Now, you may be asking, "Why use Logstash at all, if we can just forward our logs onto ElasticSearch Directly?".
Well, 'EK' doesn't sound as cool as 'ELK', or in this case, 'MFEK'.
Outside of that, there is a real reason why we need Logstash in this specific scenario. When forwarding log files directly into ES, we don't have the ability to index our custom fields that exist within our log messages( using Filebeat ), so we lose a lot of valuable insight into those messages ( or in our case, Transactions ). What Logstash enables us to do, is when it receives a message(log), it parses that log and can index our custom fields before injecting it into ES, which allows us to query based on those custom fields.... It's a little complex, but makes sense if you think about it.
"Now how can Metricbeat talk directly to ES, but Filebeat can't?"
MetricBeat is a really cool agent(beat), that scrapes data from the OS and ships them to ES, to be queried later. It gives us system load, filesystem utilization, memory usage, Process information, and other goodies on the server. Its really cool how much info you get from this little guy. From personal experience, writing the script that scrapes this info can be kind of tough, so finding this guy was a real treat . Now since this data is static ( the fields and field types are static ), then the beat knows how to index this data for ES, so we could skip Logstash in this scenario, but if you wish to do more magic, then feel free to ship this data to LS as well, but in our case, we plan to ship this directly to ES.
So now, we have our mf-ELK stack.

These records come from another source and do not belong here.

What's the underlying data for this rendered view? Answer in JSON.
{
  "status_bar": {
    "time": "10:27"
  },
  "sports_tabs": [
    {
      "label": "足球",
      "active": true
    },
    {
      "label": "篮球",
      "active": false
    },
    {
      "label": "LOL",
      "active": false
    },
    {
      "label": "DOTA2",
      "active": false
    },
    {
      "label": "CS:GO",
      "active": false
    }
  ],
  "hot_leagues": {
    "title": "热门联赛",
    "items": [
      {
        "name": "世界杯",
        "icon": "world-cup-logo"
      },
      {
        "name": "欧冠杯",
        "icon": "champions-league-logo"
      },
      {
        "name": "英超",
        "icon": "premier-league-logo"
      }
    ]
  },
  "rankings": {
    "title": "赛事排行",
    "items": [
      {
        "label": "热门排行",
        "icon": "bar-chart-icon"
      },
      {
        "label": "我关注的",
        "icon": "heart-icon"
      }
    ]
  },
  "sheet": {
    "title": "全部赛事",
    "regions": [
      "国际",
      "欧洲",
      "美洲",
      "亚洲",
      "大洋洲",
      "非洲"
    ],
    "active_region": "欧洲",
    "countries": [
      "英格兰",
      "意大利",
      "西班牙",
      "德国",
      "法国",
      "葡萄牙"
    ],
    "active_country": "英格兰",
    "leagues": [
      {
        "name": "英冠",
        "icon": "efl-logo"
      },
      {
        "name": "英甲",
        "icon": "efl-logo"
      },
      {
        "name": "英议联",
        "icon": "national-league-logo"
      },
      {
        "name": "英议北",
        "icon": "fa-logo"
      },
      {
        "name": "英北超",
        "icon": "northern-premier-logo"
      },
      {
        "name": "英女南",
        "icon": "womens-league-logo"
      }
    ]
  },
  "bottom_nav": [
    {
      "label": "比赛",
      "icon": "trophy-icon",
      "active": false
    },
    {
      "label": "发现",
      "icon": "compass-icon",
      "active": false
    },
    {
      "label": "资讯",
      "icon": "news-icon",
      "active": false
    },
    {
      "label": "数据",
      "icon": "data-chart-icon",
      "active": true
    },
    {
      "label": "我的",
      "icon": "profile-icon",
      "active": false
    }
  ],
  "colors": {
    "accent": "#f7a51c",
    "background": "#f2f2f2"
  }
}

Kibana is the GUI i referenced earlier. It can create nice looking dashboards like so. It uses a combination of the 'Lucene Query Language' and some cool 'Visualization Building' features to build out nice looking dashboards. This guy allows us to drag our 'panels/visualizations' around to really customize it exactly how we want. It's pretty nice and here recently, they 'FINALLY' introduced a 'Dark Theme', which is much nicer to the eyes in my opinion.